They said that the FY 2018 proposal for the Census Bureau was tens of millions of dollars lower. According to the administration’s own congressional testimony last Thursday, our Census Project stakeholders were right and we were wrong!

In testimony before the House Appropriations Committee’s Commerce, Justice, Science and Related Agencies Subcommittee, Secretary of Commerce Wilbur Ross said that the budget request from the Trump Administration was a skimpy $1.5 billion, or just a $27 million increase for the Census Bureau next year.

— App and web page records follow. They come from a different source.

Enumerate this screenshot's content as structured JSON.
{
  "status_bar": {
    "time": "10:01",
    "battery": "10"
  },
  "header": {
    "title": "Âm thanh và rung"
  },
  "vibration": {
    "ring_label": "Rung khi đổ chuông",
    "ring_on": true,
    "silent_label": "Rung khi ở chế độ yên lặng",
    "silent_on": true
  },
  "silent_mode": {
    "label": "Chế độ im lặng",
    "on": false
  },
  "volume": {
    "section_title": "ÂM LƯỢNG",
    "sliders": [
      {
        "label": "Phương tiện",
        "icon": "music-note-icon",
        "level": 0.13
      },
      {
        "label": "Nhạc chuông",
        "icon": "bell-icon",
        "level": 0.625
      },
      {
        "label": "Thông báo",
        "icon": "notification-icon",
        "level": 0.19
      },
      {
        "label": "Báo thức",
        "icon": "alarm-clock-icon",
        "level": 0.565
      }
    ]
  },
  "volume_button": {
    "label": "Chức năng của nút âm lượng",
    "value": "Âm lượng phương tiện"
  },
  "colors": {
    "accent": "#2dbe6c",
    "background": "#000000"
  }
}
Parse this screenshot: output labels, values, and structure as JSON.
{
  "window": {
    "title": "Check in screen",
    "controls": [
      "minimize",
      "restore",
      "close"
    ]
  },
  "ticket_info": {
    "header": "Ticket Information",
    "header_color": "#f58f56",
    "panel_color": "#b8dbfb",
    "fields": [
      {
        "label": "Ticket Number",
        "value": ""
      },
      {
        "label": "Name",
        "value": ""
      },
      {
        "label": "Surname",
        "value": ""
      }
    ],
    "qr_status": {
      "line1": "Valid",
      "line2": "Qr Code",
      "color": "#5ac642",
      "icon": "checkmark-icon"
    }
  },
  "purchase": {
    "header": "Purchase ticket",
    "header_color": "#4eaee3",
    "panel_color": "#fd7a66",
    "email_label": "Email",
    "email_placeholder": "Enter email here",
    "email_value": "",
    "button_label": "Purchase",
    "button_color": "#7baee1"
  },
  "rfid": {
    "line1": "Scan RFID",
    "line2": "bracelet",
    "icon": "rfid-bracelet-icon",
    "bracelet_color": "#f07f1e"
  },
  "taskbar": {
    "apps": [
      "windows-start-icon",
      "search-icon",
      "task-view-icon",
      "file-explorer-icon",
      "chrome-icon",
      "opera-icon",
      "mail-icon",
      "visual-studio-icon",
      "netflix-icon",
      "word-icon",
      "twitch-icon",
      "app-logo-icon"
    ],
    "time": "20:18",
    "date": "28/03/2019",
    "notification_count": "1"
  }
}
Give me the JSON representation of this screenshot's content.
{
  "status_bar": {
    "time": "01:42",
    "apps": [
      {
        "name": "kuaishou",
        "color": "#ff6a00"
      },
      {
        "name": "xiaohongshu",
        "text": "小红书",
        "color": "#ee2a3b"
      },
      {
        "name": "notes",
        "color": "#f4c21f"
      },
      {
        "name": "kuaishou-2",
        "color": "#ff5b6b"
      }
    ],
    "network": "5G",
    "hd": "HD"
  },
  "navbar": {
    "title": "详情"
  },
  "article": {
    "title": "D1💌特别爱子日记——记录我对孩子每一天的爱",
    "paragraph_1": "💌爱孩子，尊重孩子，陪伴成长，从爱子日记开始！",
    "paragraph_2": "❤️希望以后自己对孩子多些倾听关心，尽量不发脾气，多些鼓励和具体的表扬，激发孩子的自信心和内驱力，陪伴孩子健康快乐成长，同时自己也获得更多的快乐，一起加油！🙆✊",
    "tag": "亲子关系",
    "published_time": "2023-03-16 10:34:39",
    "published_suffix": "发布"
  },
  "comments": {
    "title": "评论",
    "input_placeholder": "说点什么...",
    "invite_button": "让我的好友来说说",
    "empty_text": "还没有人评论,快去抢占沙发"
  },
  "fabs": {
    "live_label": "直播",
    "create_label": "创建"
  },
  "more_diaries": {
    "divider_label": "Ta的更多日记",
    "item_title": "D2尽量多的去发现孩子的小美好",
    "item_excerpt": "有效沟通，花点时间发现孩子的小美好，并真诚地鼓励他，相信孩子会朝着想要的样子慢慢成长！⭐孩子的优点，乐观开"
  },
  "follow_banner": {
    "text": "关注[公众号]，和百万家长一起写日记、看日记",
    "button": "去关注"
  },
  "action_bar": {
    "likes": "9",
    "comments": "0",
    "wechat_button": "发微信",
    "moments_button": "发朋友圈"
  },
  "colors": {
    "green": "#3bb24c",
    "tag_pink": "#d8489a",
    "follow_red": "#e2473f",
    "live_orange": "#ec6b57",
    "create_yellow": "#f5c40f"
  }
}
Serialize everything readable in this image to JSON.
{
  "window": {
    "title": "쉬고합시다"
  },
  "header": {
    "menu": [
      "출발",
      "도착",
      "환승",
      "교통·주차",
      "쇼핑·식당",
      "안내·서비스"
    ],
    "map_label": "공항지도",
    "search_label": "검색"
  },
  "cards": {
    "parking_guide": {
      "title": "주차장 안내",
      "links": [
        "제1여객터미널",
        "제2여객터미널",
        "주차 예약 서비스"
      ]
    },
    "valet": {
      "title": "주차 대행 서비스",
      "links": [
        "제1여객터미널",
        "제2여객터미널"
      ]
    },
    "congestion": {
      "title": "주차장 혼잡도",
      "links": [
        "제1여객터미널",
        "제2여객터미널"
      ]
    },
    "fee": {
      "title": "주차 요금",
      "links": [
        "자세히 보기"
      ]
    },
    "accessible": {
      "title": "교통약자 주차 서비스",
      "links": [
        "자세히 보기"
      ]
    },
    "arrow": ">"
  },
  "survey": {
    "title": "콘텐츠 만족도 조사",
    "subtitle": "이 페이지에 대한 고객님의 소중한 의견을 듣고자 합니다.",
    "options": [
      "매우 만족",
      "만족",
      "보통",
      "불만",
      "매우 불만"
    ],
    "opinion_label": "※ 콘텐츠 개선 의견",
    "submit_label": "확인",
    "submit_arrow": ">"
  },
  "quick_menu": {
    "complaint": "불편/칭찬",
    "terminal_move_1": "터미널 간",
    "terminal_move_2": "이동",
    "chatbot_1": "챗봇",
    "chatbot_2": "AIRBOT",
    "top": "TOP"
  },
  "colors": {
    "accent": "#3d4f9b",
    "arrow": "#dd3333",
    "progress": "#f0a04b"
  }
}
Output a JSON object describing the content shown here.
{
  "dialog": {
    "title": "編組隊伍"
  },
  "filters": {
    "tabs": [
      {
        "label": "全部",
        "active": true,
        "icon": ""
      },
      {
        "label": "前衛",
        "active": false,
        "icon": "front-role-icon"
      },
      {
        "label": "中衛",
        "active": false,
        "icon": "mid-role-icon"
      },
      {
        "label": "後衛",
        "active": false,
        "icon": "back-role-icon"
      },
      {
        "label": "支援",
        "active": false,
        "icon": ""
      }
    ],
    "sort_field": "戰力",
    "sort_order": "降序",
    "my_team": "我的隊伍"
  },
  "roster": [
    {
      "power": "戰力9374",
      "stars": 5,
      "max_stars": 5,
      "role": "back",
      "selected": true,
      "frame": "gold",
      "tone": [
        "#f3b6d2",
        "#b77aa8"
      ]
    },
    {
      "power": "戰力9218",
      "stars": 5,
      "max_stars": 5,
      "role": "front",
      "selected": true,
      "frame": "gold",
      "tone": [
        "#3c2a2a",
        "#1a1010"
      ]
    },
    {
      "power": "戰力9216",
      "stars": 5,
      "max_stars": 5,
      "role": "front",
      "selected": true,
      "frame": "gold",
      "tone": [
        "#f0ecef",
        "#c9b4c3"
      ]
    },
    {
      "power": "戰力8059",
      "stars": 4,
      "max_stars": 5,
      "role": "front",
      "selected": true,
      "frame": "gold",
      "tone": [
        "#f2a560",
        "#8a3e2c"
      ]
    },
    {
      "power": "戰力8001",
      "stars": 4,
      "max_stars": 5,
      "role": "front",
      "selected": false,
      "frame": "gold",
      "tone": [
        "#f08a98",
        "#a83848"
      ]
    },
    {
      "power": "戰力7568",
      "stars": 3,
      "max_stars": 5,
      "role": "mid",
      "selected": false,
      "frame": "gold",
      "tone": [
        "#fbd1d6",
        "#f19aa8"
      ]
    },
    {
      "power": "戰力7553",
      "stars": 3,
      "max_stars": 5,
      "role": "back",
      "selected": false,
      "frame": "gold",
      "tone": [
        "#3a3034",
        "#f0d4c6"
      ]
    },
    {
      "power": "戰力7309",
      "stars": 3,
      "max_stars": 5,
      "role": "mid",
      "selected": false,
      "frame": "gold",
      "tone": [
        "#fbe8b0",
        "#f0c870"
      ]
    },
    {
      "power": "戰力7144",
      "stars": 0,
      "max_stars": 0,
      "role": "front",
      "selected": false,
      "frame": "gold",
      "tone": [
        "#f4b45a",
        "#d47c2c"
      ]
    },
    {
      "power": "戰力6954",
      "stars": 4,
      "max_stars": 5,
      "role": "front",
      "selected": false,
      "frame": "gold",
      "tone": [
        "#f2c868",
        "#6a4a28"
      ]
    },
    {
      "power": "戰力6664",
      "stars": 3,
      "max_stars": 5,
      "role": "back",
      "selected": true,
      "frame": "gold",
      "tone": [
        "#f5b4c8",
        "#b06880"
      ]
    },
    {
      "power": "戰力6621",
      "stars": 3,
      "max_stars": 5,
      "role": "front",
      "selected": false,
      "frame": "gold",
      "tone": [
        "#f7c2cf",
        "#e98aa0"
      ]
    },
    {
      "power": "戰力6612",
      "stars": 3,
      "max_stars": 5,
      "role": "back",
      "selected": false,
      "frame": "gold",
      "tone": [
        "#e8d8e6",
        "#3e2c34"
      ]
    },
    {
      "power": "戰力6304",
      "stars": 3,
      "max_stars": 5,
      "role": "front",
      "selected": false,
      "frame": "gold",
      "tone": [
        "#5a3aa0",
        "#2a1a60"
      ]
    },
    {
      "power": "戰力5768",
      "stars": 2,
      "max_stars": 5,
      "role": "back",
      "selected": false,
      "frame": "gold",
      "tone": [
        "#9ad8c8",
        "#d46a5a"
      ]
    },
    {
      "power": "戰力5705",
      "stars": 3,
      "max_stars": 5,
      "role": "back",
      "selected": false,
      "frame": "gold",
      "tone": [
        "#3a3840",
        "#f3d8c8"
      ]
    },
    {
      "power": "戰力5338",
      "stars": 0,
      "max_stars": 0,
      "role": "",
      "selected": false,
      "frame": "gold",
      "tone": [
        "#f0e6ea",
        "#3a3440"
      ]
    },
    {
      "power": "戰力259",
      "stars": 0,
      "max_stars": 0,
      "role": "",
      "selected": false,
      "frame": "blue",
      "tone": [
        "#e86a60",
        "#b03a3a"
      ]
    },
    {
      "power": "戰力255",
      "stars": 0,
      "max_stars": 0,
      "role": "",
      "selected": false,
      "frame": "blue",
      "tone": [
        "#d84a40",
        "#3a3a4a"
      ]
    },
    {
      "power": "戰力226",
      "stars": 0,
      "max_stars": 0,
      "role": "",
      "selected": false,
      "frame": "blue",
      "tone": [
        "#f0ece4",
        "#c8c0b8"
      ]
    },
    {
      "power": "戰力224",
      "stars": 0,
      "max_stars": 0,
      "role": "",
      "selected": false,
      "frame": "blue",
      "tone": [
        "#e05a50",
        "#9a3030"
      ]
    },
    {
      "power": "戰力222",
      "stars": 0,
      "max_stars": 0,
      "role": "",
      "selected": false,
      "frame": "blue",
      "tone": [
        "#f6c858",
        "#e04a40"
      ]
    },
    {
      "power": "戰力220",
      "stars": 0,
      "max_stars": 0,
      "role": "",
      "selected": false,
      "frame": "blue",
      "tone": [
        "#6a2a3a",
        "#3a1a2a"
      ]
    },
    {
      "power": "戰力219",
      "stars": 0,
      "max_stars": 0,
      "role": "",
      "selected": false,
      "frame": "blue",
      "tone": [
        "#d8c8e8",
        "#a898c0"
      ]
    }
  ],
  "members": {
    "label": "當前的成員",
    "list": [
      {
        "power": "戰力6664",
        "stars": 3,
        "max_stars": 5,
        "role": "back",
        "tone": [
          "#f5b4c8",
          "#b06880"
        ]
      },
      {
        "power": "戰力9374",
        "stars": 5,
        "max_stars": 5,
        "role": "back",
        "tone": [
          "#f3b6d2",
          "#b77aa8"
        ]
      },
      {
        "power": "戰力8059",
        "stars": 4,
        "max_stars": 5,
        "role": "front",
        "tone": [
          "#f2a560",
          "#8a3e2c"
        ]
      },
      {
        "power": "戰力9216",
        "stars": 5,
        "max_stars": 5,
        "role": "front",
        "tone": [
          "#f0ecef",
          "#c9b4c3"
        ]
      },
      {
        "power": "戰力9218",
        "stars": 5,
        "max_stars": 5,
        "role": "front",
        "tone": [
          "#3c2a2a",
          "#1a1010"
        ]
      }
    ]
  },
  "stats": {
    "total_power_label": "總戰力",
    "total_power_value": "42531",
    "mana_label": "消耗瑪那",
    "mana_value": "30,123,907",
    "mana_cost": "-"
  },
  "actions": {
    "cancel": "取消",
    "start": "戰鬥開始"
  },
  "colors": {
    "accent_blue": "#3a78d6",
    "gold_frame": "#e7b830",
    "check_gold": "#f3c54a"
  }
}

Something now must give. Congress has to save the 2020 Census. Otherwise, Census Bureau options could include: savaging other important survey programs like the American Community Survey (ACS) and the Economic Census to salvage at least part of the 2018 End-To- End field test; cutting back important components of the test; or reducing test sites. None of these options are good ones.

Trump Census Budget: Too Little, Too Late

Earlier this week the Trump administration released its FY 2018 census budget proposal to Congress. It wasn’t much better than the so-called “skinny budget” proposal released in April.

President Trump proposes just a $51 million increase in Census Bureau funding for FY 2018. But, next year’s census planning calls for a huge 700,000-household test in three states of the decennial count’s new census-taking techniques relying on the internet and IT to cut costs and provide for a fair and accurate census. It can’t be done by skimping on decennial planning funds.

The chart below shows how decennial planning money was allocated each year over the past 40 years. In each previous decennial census, a large ramp-up occurred in the “8” year of the decennial cycle.

A Census at Risk - Spending During Four Census Decades

If President Trump’s budget is enacted, the nation could be facing an historic census disaster. It’s up to Congress to save the 2020 Census!

Census Director Resigns, Trouble Ahead

By Phil Sparks

You would not have thought that the same week Washington-based media was focused on the firing of FBI Director Comey, the abrupt resignation of Census Bureau Director John Thompson would have garnered much press attention – but it did!

In editorials and news articles, the media decried the Thompson resignation, rightfully so.

Director Thompson’s sudden resignation leaves the Census Bureau leaderless just as Congress has dramatically underfunded the FY 2017 census budget, and as the Trump administration only proposes increasing the bureau’s FY 2018 budget by $30 million.

Let’s hope reality sets in with the Trump administration. As the Washington Post editorial concludes, “the 2020 Census will begin in April of that year – right in the middle of the primary season. The bureau’s troubles pre-date Mr. Trump’s ascension but the census is happening on his watch. If it fails, he will own it.”

The Tangle of the Census Budget

At an oversight hearing of the House Appropriations Committee’s Subcommittee on Commerce, Justice, Science and Related Agencies this week, it was clear that there are two conflicting views of preparations for the 2020 Census. Republicans on this central committee, which controls the purse strings in the House, are concerned about overruns in 2020 Census budget planning. Meanwhile, Democrats on the committee are concerned about underfunding the next decennial census.

Chairman John Culberson (R-TX) sharply criticized Census Bureau Director John Thompson for announcing that the price tag for the overall 2020 Census had increased by more than $300 million because the IT components of the plan had been underpriced.

Committee member and Representative Matt Cartwright (D-PA) said continued underfunding of 2020 Census planning was “penny wise and pound foolish.” In fact, he partially blamed the cost overruns on the lack of previous funding in the census budget to get the job done at a reasonable price. He warned that similar, future budget cuts could lead to the same result.

While the policymakers on the subcommittee wrangle, Congress itself is set to approve a FY 2017 census budget that is a historically low appropriation at this point in decade cycle.

The Census Project believes the upcoming FY 2018 census budget represents the last, best chance for congressional policymakers and the Trump administration to get things right for the critical 2018 End-to-End field test of all components for the new, innovative 2020 Census.

Stand by!